- Charles Max Wood
- David Richards
- Dave Kimura
- Eric Berry
Special Guests: John Hawthorn
In this episode of Ruby Rogues, the panel talks to John Hawthorn about MJIT. John has been a Ruby programmer for about 9 years and is based in Victoria, B.C. They talk about what MJIT is, the effects you can see from using the MJIT compiler, and why the JIT doesn’t always work with other languages. They also touch on how you can use the JIT in your own code, how he makes his performance better, and more!
1:36 – John is a Ruby programmer, and has been one for the past 9 years, and he is based out of Victoria, B.C.
5:00 – He had always been curious how a JIT would work and found that it was always too difficult to work with. Since discovering MJIT, he has been able to work with these compilers because he understands how to work with C code.
7:36 – Ruby has a bytecode and it looks a lot like an assembly language, which is approachable to a Rubyist.
8:24 – The core of MJIT is an ERB template which take this bytecode, loops over it, and emits C code.
9:01 – Effects that you can seem from the JIT in your own code is that it uses a really tight math loop, making your code faster.
11:25 – Other languages aren’t suited for compilers like JIT because they are so flexible to begin with. And in some cases, it doesn’t make sense to JIT compile.
13:05 – The compiled code now is not reusable by other workers and works better with one compilation per process.
15:20 – The temp folder gets cleared immediately after its run, but this compiled code is probably going to stay in memory forever.
17:30 – The MJIT doesn’t work as well with Rails because the code can’t get warmed up enough. Some things aren’t friendly to a JIT.
20:24 – If someone wants to play with the JIT, as long as you have any Ruby version manager, install any of the previewed releases of 2.6 and then run with --jit.
23:57 –TruffleRuby is a new front-end on top of a mature virtual machine whereas MJIT is a brand new virtual machine on top of a Ruby front-end.
27:57 – The MJIT had no effect on his work, it was just really fun and interesting to look into.
28:29 – To make his performance better, he allocates fewer objects, does less loops, and writes better queries.
29:02 – You want to run a profiler that will give you a better idea of where to look for performance issues, but you really need a proper benchmark to say what is wrong with your performance.
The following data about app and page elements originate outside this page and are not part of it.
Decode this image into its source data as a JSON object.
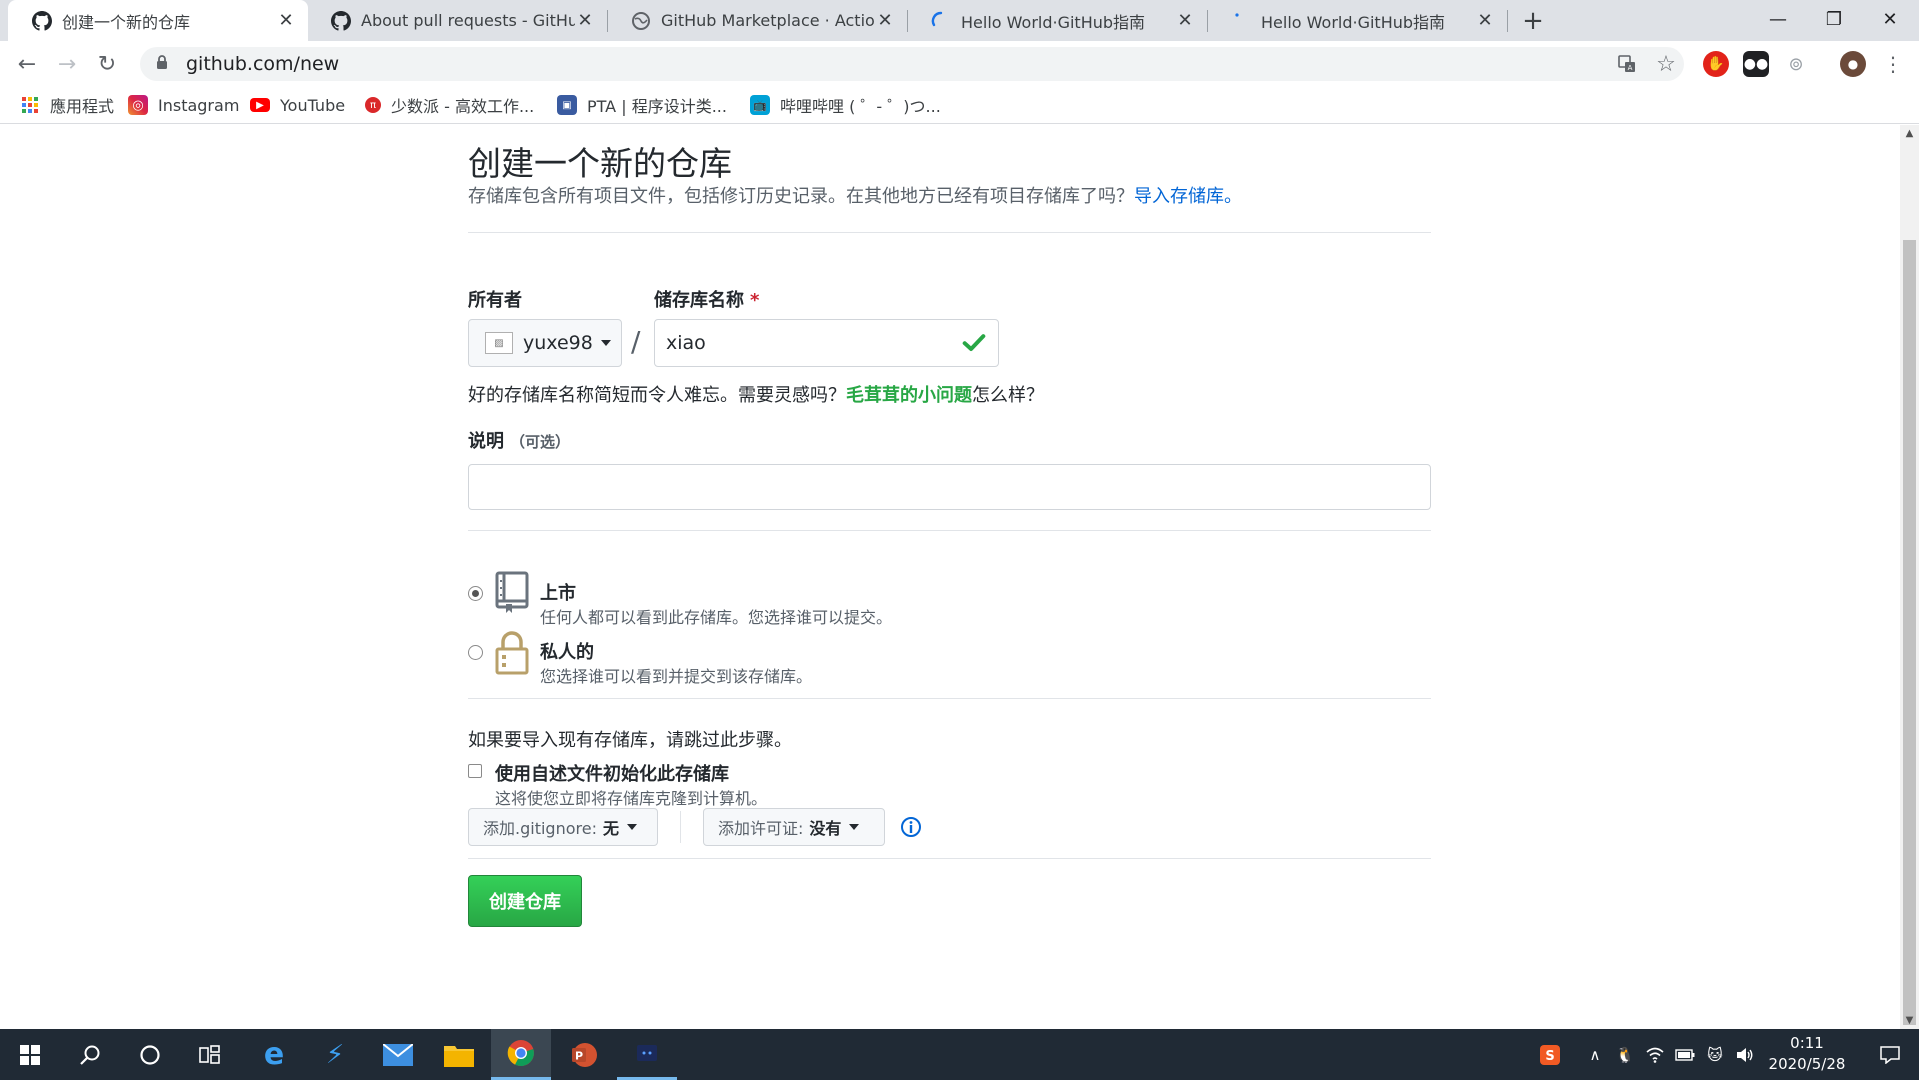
{
  "browser": {
    "tabs": [
      {
        "title": "创建一个新的仓库",
        "active": true
      },
      {
        "title": "About pull requests - GitHub H",
        "active": false
      },
      {
        "title": "GitHub Marketplace · Actions t",
        "active": false
      },
      {
        "title": "Hello World·GitHub指南",
        "active": false
      },
      {
        "title": "Hello World·GitHub指南",
        "active": false
      }
    ],
    "url": "github.com/new",
    "bookmarks": [
      {
        "label": "應用程式"
      },
      {
        "label": "Instagram"
      },
      {
        "label": "YouTube"
      },
      {
        "label": "少数派 - 高效工作..."
      },
      {
        "label": "PTA | 程序设计类..."
      },
      {
        "label": "哔哩哔哩 ( ゜- ゜)つ..."
      }
    ]
  },
  "page": {
    "title": "创建一个新的仓库",
    "subtitle": "存储库包含所有项目文件，包括修订历史记录。在其他地方已经有项目存储库了吗？",
    "import_link": "导入存储库。",
    "owner_label": "所有者",
    "repo_name_label": "储存库名称",
    "required_mark": "*",
    "owner_value": "yuxe98",
    "repo_name_value": "xiao",
    "hint_prefix": "好的存储库名称简短而令人难忘。需要灵感吗？",
    "hint_suggestion": "毛茸茸的小问题",
    "hint_suffix": "怎么样？",
    "description_label": "说明",
    "description_optional": "（可选）",
    "description_value": "",
    "visibility": {
      "public_title": "上市",
      "public_note": "任何人都可以看到此存储库。您选择谁可以提交。",
      "private_title": "私人的",
      "private_note": "您选择谁可以看到并提交到该存储库。",
      "selected": "public"
    },
    "skip_text": "如果要导入现有存储库，请跳过此步骤。",
    "init_readme_title": "使用自述文件初始化此存储库",
    "init_readme_note": "这将使您立即将存储库克隆到计算机。",
    "gitignore_label": "添加.gitignore:",
    "gitignore_value": "无",
    "license_label": "添加许可证:",
    "license_value": "没有",
    "create_button": "创建仓库"
  },
  "taskbar": {
    "time": "0:11",
    "date": "2020/5/28"
  },
  "colors": {
    "link": "#0366d6",
    "success": "#28a745",
    "required": "#cb2431",
    "taskbar": "#202a35"
  }
}
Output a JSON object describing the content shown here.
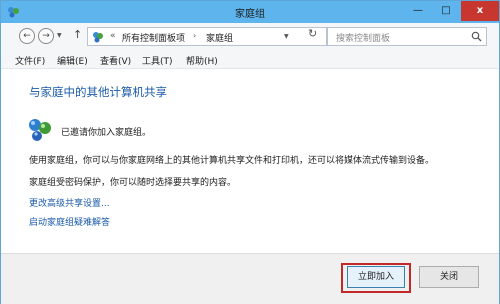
{
  "window": {
    "title": "家庭组",
    "minimize": "—",
    "maximize": "□",
    "close": "x"
  },
  "nav": {
    "back": "←",
    "forward": "→",
    "recent": "▼",
    "up": "↑",
    "prefix": "«",
    "breadcrumb": [
      "所有控制面板项",
      "家庭组"
    ],
    "separator": "›",
    "dropdown": "▼",
    "refresh": "↻",
    "search_placeholder": "搜索控制面板"
  },
  "menu": [
    "文件(F)",
    "编辑(E)",
    "查看(V)",
    "工具(T)",
    "帮助(H)"
  ],
  "content": {
    "heading": "与家庭中的其他计算机共享",
    "invite": "已邀请你加入家庭组。",
    "description1": "使用家庭组，你可以与你家庭网络上的其他计算机共享文件和打印机，还可以将媒体流式传输到设备。",
    "description2": "家庭组受密码保护，你可以随时选择要共享的内容。",
    "links": [
      "更改高级共享设置...",
      "启动家庭组疑难解答"
    ]
  },
  "footer": {
    "join_label": "立即加入",
    "close_label": "关闭"
  },
  "colors": {
    "titlebar": "#5eb5ee",
    "close_button": "#c7372f",
    "heading": "#1a5aa8",
    "highlight": "#c0282a"
  },
  "icons": [
    "homegroup-icon",
    "search-icon"
  ]
}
A great benchmark you can use is benchmark-ips.
31:59 – The “gotcha” of doing this kind of work is verifying that you’ve actually improved it.
33:41 – Before we have the JIT in production, we are going to be using these techniques to find out if the JIT is helping us.
- Get a Coder Job Course
- Playing with ruby's new JIT: MJIT by John Hawthorn
- Sam Saffron
- Julia Evans
- John’s GitHub